I'm also familiar with the story that many art school survivors tell - that the study of art can drain the passion for it. This happens for many reasons - sometimes for teachers who are closeminded or threatened by the questions and new ideas that students present, that feel that Art fits a certain definition that a student doesn't fill. Sometimes its because a student encounters the rigor, demands and sacrifices of what the academic study of art requires and chooses a different path. So a midst teaching a technical grounding, I'm simultaneously trying to build gestalt, passion and awareness of their own growth.

For instance, I remember in Basic Drawing with Frida Fehrenbacher, spending two extremely focused hours drawing cross contours of objects. When we had about forty minutes left of our three hour class, she told us to put these drawings away and to take out a new piece of paper. And then she engaged us in scribbling, erasing, and loosening up. I remember how energizing the experience was, gifting us with a balance and also insight into drawing as a place. The memory of this moment has stayed with me; and it is something I incorporate into my teaching now.
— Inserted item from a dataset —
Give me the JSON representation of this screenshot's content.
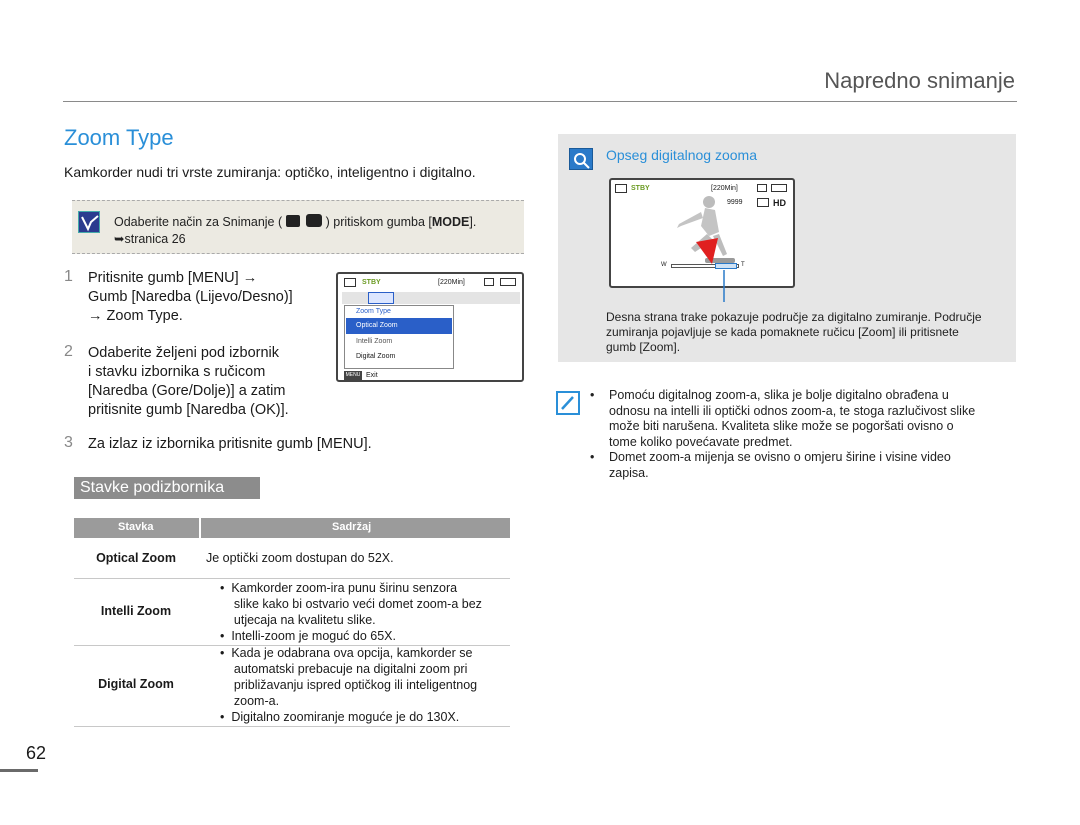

Next week, I'm taking my students to the Cantor. By taking them there, of course I want them to be inspired and to develop understanding of some great works of art. But I also want them to understand that by choosing to study art, these works are their inheritance. Not just theirs, of course, really all humanity (which is why they belong in museums, particularly museums with free admission like the Cantor). More than that, I want them to consider that by choosing to be an artist, a person says that yes, sometimes the world sucks, but they believe that that is not the default model of humanity. That by learning to draw, they are embarking on a path to making the world better.